The excuses for not adequately training new employees are plentiful.
“We’re not going to spend time right now, he may not stick around.”
“We’re too busy right now so we leave it to the supervisor.”
They aren’t always completely honest about their past crane operation experience. They often rush and hurry to attempt to make a good impression. An example I witnessed was the decision to not stop and rehook the chains to balance a 20 ft. long load of bar stock. Instead the operator sat on one end of the load to balance the load as he rode down the crane bay!
New employees are sometimes used as fill ins for multiple locations in the plant. A recent example of the problem caused by this was a work cell where the normal operator knew exactly how to hook up the chains to turn a fabrication. An accident was caused by the load tipping back on the operator. A comment I heard was, “I guess we didn’t know there was a wrong way to do it.”

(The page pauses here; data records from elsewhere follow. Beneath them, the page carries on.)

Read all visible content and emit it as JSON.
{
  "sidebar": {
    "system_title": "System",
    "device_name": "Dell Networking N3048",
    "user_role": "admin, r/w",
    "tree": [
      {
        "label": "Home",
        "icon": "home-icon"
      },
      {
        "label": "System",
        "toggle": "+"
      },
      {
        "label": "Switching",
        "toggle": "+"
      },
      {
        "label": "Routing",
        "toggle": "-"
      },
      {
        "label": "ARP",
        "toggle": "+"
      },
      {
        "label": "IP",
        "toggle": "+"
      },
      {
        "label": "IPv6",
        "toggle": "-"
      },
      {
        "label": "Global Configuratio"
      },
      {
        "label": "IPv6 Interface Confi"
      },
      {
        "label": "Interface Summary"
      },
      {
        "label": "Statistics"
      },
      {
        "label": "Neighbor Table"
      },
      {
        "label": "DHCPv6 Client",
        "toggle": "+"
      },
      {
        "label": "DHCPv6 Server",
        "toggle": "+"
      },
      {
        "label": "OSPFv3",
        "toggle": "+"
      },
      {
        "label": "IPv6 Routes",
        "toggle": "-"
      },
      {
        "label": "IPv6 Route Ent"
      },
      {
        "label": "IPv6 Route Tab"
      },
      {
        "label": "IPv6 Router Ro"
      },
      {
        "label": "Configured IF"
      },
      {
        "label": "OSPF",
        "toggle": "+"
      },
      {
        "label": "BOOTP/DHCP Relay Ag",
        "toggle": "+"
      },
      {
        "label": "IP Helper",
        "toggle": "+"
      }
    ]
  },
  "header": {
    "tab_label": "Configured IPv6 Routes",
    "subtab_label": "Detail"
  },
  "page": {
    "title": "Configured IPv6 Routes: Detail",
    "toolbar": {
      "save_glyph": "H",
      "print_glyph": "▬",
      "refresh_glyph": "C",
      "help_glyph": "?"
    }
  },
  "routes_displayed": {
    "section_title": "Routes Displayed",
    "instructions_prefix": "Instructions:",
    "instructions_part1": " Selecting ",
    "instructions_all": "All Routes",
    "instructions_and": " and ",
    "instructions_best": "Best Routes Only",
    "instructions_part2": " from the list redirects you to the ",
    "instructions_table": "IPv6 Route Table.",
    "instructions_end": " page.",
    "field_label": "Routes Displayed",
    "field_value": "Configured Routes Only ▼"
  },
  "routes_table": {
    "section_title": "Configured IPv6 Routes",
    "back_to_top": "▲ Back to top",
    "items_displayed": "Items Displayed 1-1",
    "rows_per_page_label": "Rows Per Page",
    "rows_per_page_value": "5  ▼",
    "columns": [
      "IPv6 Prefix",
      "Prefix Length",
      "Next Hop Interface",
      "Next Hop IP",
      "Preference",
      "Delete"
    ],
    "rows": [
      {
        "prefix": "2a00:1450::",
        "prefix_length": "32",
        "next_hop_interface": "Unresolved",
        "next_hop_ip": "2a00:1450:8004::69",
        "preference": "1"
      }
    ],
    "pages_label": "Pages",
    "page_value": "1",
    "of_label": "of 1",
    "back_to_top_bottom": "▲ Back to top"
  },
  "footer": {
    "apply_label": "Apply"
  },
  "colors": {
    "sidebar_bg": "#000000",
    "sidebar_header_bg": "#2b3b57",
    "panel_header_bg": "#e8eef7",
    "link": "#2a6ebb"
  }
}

Some of the basic and most important parts of safe lifting training are not conveyed to the new employees: